- _Problem to work on_:
From the entries that follow, pick out all lines holding "icon".

- _Records from a data collection_:
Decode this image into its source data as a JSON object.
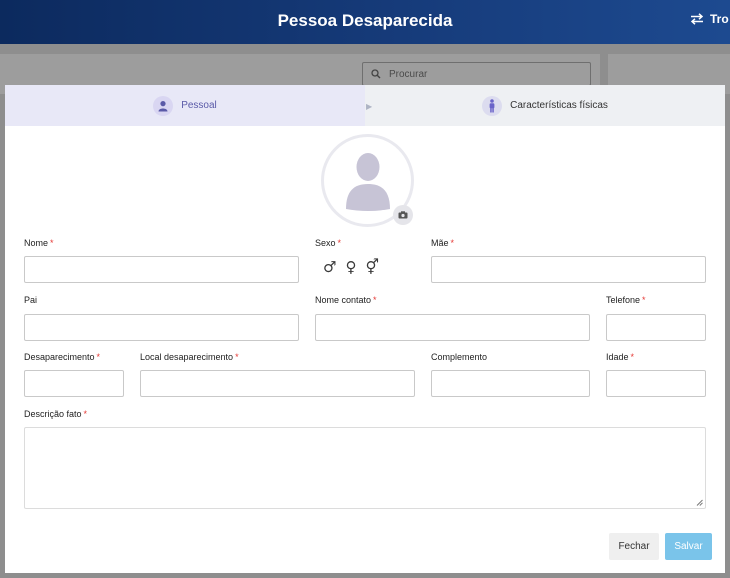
{
  "app": {
    "title": "Pessoa Desaparecida",
    "switch_label": "Tro"
  },
  "background": {
    "search_placeholder": "Procurar"
  },
  "tabs": [
    {
      "label": "Pessoal",
      "icon": "user-icon"
    },
    {
      "label": "Características físicas",
      "icon": "person-standing-icon"
    }
  ],
  "avatar": {
    "icon": "user-placeholder-icon",
    "action_icon": "camera-icon"
  },
  "form": {
    "nome": {
      "label": "Nome",
      "required": "*",
      "value": ""
    },
    "sexo": {
      "label": "Sexo",
      "required": "*",
      "options": [
        "♂",
        "♀",
        "⚥"
      ]
    },
    "mae": {
      "label": "Mãe",
      "required": "*",
      "value": ""
    },
    "pai": {
      "label": "Pai",
      "value": ""
    },
    "nome_contato": {
      "label": "Nome contato",
      "required": "*",
      "value": ""
    },
    "telefone": {
      "label": "Telefone",
      "required": "*",
      "value": ""
    },
    "desaparecimento": {
      "label": "Desaparecimento",
      "required": "*",
      "value": ""
    },
    "local_desaparecimento": {
      "label": "Local desaparecimento",
      "required": "*",
      "value": ""
    },
    "complemento": {
      "label": "Complemento",
      "value": ""
    },
    "idade": {
      "label": "Idade",
      "required": "*",
      "value": ""
    },
    "descricao_fato": {
      "label": "Descrição fato",
      "required": "*",
      "value": ""
    }
  },
  "actions": {
    "close_label": "Fechar",
    "save_label": "Salvar"
  },
  "colors": {
    "primary": "#163b7a",
    "accent": "#5a5aa8",
    "required": "#e53935",
    "save": "#7ac4ea"
  }
}
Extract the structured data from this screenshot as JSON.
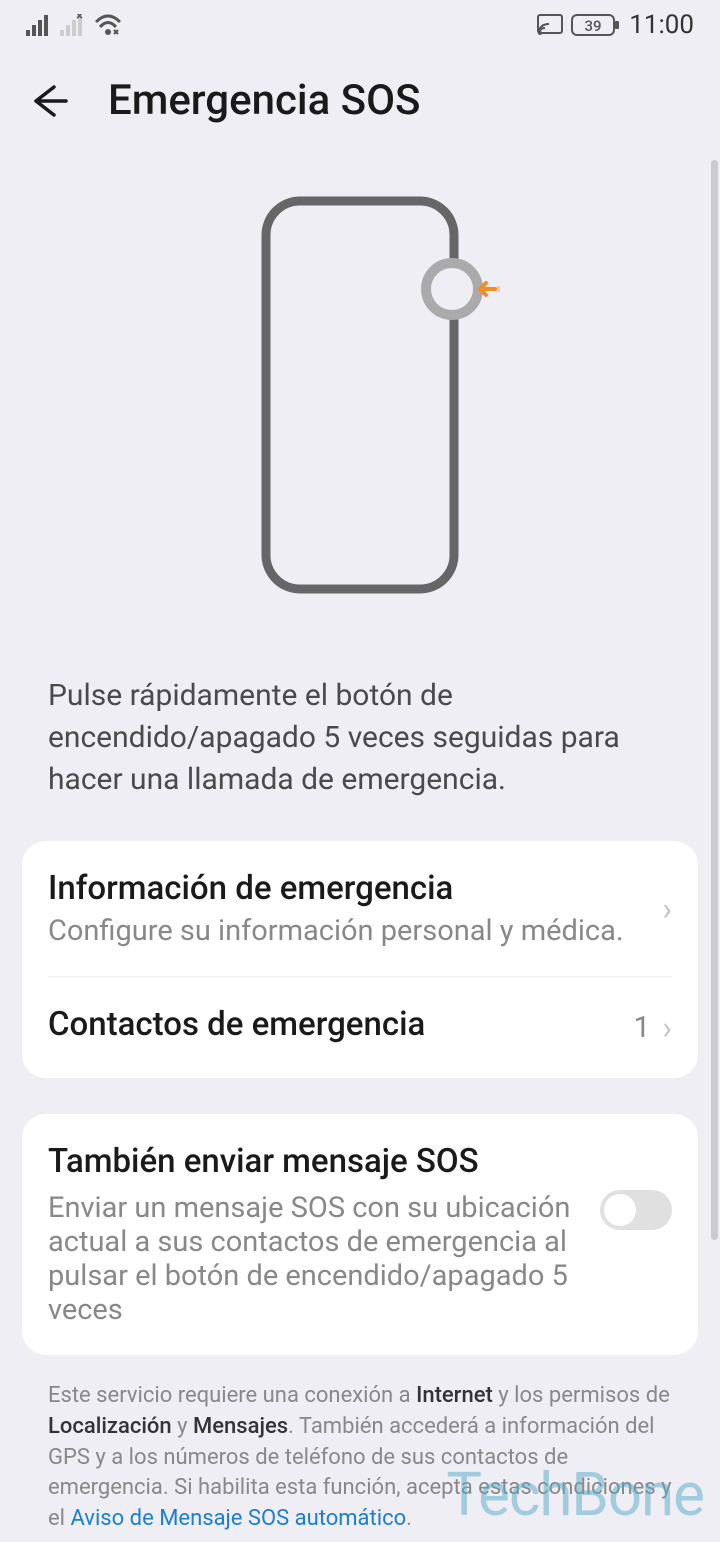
{
  "status_bar": {
    "battery_percent": "39",
    "time": "11:00"
  },
  "header": {
    "title": "Emergencia SOS"
  },
  "instruction": "Pulse rápidamente el botón de encendido/apagado 5 veces seguidas para hacer una llamada de emergencia.",
  "rows": {
    "emergency_info": {
      "title": "Información de emergencia",
      "subtitle": "Configure su información personal y médica."
    },
    "emergency_contacts": {
      "title": "Contactos de emergencia",
      "value": "1"
    },
    "sos_message": {
      "title": "También enviar mensaje SOS",
      "subtitle": "Enviar un mensaje SOS con su ubicación actual a sus contactos de emergencia al pulsar el botón de encendido/apagado 5 veces",
      "toggle": false
    }
  },
  "footer": {
    "text_parts": {
      "part1": "Este servicio requiere una conexión a ",
      "bold1": "Internet",
      "part2": " y los permisos de ",
      "bold2": "Localización",
      "part3": " y ",
      "bold3": "Mensajes",
      "part4": ". También accederá a información del GPS y a los números de teléfono de sus contactos de emergencia. Si habilita esta función, acepta estas condiciones y el ",
      "link": "Aviso de Mensaje SOS automático",
      "part5": "."
    }
  },
  "watermark": "TechBone"
}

- _Response_:
      "icon": "user-icon"
      "icon": "person-standing-icon"
    "icon": "user-placeholder-icon",
    "action_icon": "camera-icon"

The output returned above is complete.